Data extracted from a collection
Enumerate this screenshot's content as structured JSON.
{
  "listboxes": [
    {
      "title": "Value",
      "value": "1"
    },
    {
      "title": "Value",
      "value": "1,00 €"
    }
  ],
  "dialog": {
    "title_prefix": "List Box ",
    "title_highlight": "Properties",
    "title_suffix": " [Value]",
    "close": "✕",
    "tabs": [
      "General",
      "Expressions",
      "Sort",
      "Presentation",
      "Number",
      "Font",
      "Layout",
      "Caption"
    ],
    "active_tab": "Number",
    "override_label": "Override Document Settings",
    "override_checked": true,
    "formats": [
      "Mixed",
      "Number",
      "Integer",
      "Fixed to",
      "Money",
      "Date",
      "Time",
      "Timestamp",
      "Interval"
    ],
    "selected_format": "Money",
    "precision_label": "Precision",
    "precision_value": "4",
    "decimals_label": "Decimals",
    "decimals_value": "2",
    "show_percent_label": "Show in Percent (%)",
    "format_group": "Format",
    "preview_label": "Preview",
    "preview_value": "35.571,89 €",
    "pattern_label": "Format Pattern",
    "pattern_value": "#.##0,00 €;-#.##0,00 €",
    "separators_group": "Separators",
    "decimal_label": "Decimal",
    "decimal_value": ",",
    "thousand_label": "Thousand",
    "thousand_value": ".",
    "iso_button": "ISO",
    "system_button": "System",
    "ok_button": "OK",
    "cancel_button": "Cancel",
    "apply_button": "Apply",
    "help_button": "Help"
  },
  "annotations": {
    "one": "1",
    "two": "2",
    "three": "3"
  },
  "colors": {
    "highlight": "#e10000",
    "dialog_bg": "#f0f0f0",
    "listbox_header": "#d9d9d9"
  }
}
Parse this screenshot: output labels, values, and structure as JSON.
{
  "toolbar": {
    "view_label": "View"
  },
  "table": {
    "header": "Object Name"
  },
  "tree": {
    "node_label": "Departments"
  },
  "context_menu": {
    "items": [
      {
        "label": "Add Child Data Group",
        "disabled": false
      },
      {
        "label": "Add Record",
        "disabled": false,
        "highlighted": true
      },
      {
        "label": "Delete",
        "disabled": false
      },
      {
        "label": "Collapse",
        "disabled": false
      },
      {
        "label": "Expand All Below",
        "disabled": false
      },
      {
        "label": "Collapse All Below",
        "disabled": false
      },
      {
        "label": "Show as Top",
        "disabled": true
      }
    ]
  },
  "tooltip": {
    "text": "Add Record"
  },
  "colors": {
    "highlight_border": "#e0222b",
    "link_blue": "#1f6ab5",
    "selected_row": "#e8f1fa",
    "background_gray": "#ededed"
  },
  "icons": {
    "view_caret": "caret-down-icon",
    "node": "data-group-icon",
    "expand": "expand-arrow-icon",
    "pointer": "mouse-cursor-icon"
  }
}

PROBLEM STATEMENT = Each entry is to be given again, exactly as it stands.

SOLVED PROBLEM =
Enumerate this screenshot's content as structured JSON.
{
  "listboxes": [
    {
      "title": "Value",
      "value": "1"
    },
    {
      "title": "Value",
      "value": "1,00 €"
    }
  ],
  "dialog": {
    "title_prefix": "List Box ",
    "title_highlight": "Properties",
    "title_suffix": " [Value]",
    "close": "✕",
    "tabs": [
      "General",
      "Expressions",
      "Sort",
      "Presentation",
      "Number",
      "Font",
      "Layout",
      "Caption"
    ],
    "active_tab": "Number",
    "override_label": "Override Document Settings",
    "override_checked": true,
    "formats": [
      "Mixed",
      "Number",
      "Integer",
      "Fixed to",
      "Money",
      "Date",
      "Time",
      "Timestamp",
      "Interval"
    ],
    "selected_format": "Money",
    "precision_label": "Precision",
    "precision_value": "4",
    "decimals_label": "Decimals",
    "decimals_value": "2",
    "show_percent_label": "Show in Percent (%)",
    "format_group": "Format",
    "preview_label": "Preview",
    "preview_value": "35.571,89 €",
    "pattern_label": "Format Pattern",
    "pattern_value": "#.##0,00 €;-#.##0,00 €",
    "separators_group": "Separators",
    "decimal_label": "Decimal",
    "decimal_value": ",",
    "thousand_label": "Thousand",
    "thousand_value": ".",
    "iso_button": "ISO",
    "system_button": "System",
    "ok_button": "OK",
    "cancel_button": "Cancel",
    "apply_button": "Apply",
    "help_button": "Help"
  },
  "annotations": {
    "one": "1",
    "two": "2",
    "three": "3"
  },
  "colors": {
    "highlight": "#e10000",
    "dialog_bg": "#f0f0f0",
    "listbox_header": "#d9d9d9"
  }
}
Parse this screenshot: output labels, values, and structure as JSON.
{
  "toolbar": {
    "view_label": "View"
  },
  "table": {
    "header": "Object Name"
  },
  "tree": {
    "node_label": "Departments"
  },
  "context_menu": {
    "items": [
      {
        "label": "Add Child Data Group",
        "disabled": false
      },
      {
        "label": "Add Record",
        "disabled": false,
        "highlighted": true
      },
      {
        "label": "Delete",
        "disabled": false
      },
      {
        "label": "Collapse",
        "disabled": false
      },
      {
        "label": "Expand All Below",
        "disabled": false
      },
      {
        "label": "Collapse All Below",
        "disabled": false
      },
      {
        "label": "Show as Top",
        "disabled": true
      }
    ]
  },
  "tooltip": {
    "text": "Add Record"
  },
  "colors": {
    "highlight_border": "#e0222b",
    "link_blue": "#1f6ab5",
    "selected_row": "#e8f1fa",
    "background_gray": "#ededed"
  },
  "icons": {
    "view_caret": "caret-down-icon",
    "node": "data-group-icon",
    "expand": "expand-arrow-icon",
    "pointer": "mouse-cursor-icon"
  }
}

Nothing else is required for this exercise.